reincarnation. This emperor reportedly dedicated a treasure of offerings to the body of Alexander, among which was a mantle, rings, and other jewelry. This idea was related to a great massacre in Alexandria, since it caused the irony of Alexandrians and a bloody response from the side of the Roman Emperor, resulting in the annihilation of most of the young men of Alexandria. This last visit was reported by the historians Herodian and Ioannes Antiocheus (ca. 108-238 AD)94.
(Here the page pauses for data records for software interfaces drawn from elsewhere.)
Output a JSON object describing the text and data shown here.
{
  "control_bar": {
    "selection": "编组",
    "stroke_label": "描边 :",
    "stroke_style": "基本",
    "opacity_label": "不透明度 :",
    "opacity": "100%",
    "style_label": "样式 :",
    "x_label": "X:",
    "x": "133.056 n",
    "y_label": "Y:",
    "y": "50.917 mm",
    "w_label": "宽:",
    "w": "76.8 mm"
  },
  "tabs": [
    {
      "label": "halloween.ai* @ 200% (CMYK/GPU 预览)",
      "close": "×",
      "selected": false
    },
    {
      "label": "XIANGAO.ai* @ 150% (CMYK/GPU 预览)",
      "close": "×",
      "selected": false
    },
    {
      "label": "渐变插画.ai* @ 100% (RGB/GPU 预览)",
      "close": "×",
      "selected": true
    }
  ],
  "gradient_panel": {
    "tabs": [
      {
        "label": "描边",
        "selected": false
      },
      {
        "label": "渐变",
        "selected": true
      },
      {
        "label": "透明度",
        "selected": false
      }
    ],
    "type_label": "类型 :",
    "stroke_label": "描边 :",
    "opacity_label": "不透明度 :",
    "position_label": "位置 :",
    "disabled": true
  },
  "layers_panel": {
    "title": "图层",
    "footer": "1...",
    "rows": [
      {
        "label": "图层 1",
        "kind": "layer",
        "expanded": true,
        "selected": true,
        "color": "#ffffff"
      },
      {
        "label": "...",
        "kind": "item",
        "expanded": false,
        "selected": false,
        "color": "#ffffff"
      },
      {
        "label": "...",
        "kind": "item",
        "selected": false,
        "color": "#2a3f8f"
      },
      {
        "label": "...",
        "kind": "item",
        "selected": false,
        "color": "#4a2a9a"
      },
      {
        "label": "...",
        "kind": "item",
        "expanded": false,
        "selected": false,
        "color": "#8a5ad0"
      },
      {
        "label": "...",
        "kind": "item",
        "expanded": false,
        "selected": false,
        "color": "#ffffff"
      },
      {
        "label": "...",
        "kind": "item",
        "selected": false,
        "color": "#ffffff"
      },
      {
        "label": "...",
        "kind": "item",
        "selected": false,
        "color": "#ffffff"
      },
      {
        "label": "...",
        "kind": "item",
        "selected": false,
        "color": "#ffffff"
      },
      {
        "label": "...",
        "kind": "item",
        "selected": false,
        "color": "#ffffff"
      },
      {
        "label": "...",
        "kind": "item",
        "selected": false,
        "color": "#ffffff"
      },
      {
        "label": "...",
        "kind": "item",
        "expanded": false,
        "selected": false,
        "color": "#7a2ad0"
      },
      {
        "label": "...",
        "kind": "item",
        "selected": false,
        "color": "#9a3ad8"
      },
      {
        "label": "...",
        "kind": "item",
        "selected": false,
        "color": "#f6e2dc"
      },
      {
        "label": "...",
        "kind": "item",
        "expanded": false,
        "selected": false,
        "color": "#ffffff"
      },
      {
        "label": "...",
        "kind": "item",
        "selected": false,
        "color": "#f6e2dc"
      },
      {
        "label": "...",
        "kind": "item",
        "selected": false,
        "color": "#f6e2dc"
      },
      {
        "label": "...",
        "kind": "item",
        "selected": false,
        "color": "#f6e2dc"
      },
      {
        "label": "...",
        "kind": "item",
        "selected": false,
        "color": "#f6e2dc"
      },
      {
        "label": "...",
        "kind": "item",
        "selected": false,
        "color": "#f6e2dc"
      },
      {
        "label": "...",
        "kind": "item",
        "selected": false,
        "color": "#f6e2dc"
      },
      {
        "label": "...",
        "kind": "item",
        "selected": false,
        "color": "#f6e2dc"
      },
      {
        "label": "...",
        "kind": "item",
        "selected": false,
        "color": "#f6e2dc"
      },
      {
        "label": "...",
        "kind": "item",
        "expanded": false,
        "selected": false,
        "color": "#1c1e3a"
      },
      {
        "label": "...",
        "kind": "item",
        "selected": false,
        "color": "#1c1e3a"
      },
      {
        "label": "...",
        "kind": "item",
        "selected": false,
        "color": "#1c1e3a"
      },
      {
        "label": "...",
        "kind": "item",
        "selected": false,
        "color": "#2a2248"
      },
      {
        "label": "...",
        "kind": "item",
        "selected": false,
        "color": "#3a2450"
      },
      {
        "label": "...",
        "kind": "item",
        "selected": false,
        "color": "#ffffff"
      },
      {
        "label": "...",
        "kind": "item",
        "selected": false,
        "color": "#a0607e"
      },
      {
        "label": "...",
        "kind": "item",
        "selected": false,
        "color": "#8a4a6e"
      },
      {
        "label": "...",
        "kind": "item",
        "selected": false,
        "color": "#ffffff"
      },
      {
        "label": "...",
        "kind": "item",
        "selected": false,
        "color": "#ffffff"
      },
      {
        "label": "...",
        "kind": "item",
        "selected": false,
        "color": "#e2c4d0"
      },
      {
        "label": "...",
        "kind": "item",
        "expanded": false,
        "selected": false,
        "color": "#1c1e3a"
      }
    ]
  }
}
Lost in the city…found in ‘memory’ For, tell me, where is the tomb of Alexander? Show it me and tell me the day on which he died. But of the servants of Christ the very tombs are glorious, seeing they have taken possession of the most loyal city; and their days are well known, making festivals for the world. And his tomb even his own people know not, but this man's the very barbarians know. (John Chrysostomos in Homily XXVI on the Second Epistle of St Paul the Apostle to the Corinthians) It is still remains an enigma how and when the Tomb was lost. Was it a matter of oblivion or deliberateness? Written sources offer a limited ground for substantial conclusions. Yet, it is generally accepted that the palace area and probably the Tomb and its owner could have been destroyed in one of the several disturbances by Roman Emperors such as this during the Aurelian reign about 273 AD. Additionally, in 365 AD, Alexandria was struck by a phenomenal earthquake followed by a gigantic tsunami, which is reported to have wrought havoc in coastal regions and port cities throughout the eastern Mediterranean. Alexandria is reported to have been particularly hard hit with ships being lifted onto the roofs of surviving buildings. Both cases might have been related to the destruction of the Soma Mausoleum. Yet, according to some recently recognized sources the body of Alexander was visitable until the 4th century AD. Libanius of Antioch mentioned in an oration addressed to the emperor Theodosius that Alexander's corpse was on display in Alexandria. Ptobably this occurred not in the Soma area, since it has been destroyed, but in another place within the city center. Finally, Theodosius issued a series of decrees outlawing the worship of pagan gods, including this of Alexander the Great and this should be considered the time that Alexander's remains decisively disappear from history.
Vlanti Tes Meta Markou Basileias Historion Biblia, 4, 8.